The system of posting money or property in exchange for temporary release pending a trial dates back to 13th century England. The commercial practice of offering bail bonds arose out of a need to balance the playing field among the rich, middle, and poor classes when individuals were accused of a crime.

Bondsmen will accept a percentage of the bail needed and post the rest for someone who has been charged with a crime and is awaiting trial. In the past, only those who had enough money and property to post as security were lucky enough to secure temporary release pending their trials. Entrepreneurs eventually realized that with enough capital, they could offer this security to the court in a defendant’s name after receiving a percentage of the amount as insurance. There are extra fees involved when using a commercial bond service, which is how the organization profits from this practice.

Bail Bond History In The U.S. And It’s Importance

Bail has been a right granted to US citizen’s accused of crimes since the founding of the country. As the American legal system has grown, legislation regarding bail has changed as well.
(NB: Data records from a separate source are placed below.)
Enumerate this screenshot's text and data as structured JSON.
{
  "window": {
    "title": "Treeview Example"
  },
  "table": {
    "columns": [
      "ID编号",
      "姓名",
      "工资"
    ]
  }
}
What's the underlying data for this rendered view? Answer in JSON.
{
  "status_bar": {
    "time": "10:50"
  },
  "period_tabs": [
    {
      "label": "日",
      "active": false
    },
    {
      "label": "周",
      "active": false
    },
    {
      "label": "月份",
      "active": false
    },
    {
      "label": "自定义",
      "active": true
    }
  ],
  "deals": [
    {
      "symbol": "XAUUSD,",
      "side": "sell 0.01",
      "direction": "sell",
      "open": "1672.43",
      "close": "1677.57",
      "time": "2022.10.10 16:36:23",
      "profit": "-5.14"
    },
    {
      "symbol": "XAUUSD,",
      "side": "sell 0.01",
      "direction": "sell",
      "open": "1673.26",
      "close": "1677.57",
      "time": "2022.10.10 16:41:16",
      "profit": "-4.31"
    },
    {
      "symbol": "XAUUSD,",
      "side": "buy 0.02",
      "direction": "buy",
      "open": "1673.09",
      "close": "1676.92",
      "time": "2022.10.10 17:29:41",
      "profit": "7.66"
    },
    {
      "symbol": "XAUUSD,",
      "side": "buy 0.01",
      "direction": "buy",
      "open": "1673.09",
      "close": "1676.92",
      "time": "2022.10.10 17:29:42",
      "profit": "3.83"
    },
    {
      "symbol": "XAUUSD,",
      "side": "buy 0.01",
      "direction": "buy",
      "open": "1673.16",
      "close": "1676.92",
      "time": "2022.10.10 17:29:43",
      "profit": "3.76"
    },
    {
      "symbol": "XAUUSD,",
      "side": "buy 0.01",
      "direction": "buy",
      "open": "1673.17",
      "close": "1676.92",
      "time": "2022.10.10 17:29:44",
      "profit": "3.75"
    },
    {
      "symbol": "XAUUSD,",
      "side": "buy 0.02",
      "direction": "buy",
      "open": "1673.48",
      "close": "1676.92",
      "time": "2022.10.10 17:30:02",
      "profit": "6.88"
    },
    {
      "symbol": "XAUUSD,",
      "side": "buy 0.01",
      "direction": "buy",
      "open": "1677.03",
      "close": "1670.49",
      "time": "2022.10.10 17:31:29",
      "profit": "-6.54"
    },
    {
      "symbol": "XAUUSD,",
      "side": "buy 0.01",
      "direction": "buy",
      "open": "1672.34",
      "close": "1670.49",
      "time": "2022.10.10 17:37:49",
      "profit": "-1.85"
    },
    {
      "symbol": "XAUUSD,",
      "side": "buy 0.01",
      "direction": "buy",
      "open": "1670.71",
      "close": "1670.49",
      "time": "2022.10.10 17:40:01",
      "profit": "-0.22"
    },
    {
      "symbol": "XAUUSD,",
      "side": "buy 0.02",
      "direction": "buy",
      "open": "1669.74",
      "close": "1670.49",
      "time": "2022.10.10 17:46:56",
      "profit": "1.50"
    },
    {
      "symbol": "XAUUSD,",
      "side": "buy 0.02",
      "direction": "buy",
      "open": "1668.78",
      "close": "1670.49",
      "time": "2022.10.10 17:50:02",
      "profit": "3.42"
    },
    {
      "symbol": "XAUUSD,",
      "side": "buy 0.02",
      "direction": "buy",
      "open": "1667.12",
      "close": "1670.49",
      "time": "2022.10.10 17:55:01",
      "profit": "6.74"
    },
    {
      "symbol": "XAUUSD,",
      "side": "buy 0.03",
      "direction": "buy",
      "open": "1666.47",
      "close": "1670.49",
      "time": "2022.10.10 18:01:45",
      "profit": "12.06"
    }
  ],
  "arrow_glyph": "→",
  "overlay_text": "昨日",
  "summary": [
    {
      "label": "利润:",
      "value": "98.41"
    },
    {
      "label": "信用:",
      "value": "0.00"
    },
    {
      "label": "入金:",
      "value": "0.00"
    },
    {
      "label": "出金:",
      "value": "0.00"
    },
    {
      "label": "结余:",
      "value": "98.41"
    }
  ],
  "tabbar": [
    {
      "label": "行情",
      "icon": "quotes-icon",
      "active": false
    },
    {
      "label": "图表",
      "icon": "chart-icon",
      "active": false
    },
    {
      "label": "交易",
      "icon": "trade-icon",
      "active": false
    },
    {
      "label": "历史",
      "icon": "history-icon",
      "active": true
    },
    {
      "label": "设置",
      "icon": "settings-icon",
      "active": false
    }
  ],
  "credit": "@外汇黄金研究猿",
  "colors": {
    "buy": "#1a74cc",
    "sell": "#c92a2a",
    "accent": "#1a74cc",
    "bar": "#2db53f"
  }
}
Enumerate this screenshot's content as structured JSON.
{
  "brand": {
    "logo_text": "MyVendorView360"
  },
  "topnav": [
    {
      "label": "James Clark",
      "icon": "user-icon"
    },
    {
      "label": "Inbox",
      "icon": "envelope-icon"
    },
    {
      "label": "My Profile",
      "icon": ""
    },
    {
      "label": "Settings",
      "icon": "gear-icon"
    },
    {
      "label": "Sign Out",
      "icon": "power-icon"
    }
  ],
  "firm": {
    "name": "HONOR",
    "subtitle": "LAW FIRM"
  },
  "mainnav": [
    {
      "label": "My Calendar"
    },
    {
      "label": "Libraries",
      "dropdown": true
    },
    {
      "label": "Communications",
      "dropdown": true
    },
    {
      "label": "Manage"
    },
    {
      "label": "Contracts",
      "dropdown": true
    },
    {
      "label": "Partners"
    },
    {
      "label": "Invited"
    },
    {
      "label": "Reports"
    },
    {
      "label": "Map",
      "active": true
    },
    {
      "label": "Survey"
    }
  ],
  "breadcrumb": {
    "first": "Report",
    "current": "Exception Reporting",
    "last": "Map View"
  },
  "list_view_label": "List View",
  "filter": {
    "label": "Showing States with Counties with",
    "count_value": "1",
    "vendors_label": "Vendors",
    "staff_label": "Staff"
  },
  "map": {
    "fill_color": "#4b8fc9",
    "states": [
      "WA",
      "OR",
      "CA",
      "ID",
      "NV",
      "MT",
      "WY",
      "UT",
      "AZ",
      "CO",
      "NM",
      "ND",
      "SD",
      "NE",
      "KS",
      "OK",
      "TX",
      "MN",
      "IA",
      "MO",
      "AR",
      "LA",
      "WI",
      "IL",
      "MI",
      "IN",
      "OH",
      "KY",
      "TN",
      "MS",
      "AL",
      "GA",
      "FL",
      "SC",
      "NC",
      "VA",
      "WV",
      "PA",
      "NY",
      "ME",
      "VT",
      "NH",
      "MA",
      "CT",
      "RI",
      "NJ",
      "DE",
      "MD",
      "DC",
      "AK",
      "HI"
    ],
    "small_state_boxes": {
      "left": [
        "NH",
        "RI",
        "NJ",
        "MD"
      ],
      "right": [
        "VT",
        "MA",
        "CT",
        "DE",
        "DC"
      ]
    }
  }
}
The history of the American bail process can be traced through different legal decisions that have been handed down over the years.

The Judiciary Act of 1789

This act declared that all persons accused of non-capital crimes could be granted bail. This provided a legal precedent for the rights of defendants facing a trial and prevented judges from imposing excessive bail fines on an accused person.

The Sixth Amendment

This amendment to the US Constitution declares that any accused person is guaranteed the right to a “speedy and public” trial, guarantees that the accused person will have the right to find witnesses “in his favor” as well as the chance to procure the services of an attorney. Along with the Judiciary Act, this allows for defendants to post bail, as they are presumed innocent until proven guilty.

The Eighth Amendment

The Eighth Amendment prohibits excessive bail. In the past, officials who might set bail at an unreasonable amount in order to prevent the accused from leaving custody before their trial began could abuse the bail system with no opposition. The Supreme Court later clarified the terms “excessive bail” and “excessive fines” as any fine that is exponentially larger than what would typically be expected for the crime that the defendant is accused of committing.

Reform Act of 1966

The Bail Reform Act of 1966 provides accused persons with a statutory right to bail. However, there were some issues with how the law permitted those accused of violent crimes to post bail and go free temporarily on their own personal recognizance.

The 1984 Bail Law

The legal authorities in some jurisdictions criticized the 1966 Bail Reform Act, as it did not make provisions to detain persons who were accused of violent crimes. The only time that bail could be denied was if the defendant was seen as a flight risk. The 1984 bail law that replaced the 1966 law allowed for the pre-trial detention of some defendants based on their potential risk to themselves, their close acquaintances or the general public.

In Conclusion

The business of posting bail bonds for individuals who are qualified by the court provides a much-needed service. Those who are financially unable to provide the entire amount of funds set by the court often find this service to be an invaluable one.


This is a general article for example purposes.  As always, please contact us at 979-821-2663 regarding your specific case.